**Task to complete**
Report every line of the records beneath this task that holds the string "Version".

**Listed entries**
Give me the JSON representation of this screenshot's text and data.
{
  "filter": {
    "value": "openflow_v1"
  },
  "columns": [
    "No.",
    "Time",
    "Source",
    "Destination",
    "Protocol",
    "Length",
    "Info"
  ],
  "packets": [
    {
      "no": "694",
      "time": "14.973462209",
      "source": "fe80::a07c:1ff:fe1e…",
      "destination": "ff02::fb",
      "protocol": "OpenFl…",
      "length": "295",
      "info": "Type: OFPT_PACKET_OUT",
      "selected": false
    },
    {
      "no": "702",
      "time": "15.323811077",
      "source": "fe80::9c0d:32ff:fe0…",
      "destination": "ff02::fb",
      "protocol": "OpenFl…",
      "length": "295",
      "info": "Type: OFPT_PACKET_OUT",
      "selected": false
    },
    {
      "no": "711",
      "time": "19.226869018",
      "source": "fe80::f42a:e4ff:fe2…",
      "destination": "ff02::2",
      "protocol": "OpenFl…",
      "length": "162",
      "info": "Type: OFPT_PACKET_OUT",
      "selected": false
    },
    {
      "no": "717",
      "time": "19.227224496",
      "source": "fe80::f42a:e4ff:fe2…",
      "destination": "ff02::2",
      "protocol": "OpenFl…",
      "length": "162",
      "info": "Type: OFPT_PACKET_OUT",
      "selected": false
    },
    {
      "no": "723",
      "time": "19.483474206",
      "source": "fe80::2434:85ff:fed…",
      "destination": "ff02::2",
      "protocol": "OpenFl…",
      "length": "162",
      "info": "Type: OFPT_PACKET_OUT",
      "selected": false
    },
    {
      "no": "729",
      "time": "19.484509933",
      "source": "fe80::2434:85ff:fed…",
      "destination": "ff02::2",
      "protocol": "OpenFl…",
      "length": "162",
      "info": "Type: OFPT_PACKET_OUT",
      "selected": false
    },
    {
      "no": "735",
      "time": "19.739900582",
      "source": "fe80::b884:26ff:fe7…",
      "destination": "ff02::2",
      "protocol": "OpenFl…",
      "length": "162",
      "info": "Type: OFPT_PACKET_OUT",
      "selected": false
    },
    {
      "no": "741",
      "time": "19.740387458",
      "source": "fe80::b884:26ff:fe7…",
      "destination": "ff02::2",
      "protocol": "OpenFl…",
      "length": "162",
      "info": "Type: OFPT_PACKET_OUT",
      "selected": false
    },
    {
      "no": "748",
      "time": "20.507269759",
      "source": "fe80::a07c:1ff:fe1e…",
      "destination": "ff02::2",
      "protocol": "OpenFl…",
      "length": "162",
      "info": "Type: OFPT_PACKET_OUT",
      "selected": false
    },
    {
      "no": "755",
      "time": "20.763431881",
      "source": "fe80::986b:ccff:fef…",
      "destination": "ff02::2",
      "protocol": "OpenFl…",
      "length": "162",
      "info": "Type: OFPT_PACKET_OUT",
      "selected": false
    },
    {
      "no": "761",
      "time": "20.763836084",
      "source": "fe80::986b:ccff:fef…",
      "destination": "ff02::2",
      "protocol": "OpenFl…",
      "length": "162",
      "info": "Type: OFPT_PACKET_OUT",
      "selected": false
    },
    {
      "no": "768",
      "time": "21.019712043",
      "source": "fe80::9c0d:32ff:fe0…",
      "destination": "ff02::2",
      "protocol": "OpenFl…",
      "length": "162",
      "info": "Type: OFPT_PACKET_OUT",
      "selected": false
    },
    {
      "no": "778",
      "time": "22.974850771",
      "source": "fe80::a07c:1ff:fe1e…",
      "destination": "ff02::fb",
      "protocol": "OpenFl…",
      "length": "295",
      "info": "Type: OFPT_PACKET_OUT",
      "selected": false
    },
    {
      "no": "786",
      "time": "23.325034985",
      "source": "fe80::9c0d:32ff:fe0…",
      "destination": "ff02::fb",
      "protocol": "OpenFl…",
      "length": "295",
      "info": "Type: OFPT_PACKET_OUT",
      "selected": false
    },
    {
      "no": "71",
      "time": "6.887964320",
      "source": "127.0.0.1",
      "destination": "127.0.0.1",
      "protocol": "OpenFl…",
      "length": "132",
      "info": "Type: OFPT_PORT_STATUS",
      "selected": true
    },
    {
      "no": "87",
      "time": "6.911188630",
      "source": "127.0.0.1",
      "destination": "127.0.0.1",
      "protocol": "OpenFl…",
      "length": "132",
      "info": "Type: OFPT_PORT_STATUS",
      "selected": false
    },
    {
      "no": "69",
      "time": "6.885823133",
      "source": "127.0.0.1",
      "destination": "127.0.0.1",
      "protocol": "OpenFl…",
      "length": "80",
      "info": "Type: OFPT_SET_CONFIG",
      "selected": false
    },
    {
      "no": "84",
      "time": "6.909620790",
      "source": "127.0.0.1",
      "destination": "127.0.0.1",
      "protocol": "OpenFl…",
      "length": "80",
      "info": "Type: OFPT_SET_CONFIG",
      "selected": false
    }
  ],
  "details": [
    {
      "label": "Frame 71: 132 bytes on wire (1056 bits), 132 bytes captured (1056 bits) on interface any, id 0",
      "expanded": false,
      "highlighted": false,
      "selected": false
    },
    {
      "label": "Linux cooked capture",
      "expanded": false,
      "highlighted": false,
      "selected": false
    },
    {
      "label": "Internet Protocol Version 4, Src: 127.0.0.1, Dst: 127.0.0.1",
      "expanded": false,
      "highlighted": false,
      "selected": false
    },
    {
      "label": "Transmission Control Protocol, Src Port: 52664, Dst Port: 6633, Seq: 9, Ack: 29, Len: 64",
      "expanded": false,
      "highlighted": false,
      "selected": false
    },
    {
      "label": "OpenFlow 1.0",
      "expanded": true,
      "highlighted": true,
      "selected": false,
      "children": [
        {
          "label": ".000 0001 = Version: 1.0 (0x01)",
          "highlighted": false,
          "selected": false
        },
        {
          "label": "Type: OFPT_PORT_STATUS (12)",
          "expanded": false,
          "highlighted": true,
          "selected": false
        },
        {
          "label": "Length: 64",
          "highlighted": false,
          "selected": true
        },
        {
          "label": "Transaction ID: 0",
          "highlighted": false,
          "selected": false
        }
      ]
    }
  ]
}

**Response box**
      "label": "Internet Protocol Version 4, Src: 127.0.0.1, Dst: 127.0.0.1",
          "label": ".000 0001 = Version: 1.0 (0x01)",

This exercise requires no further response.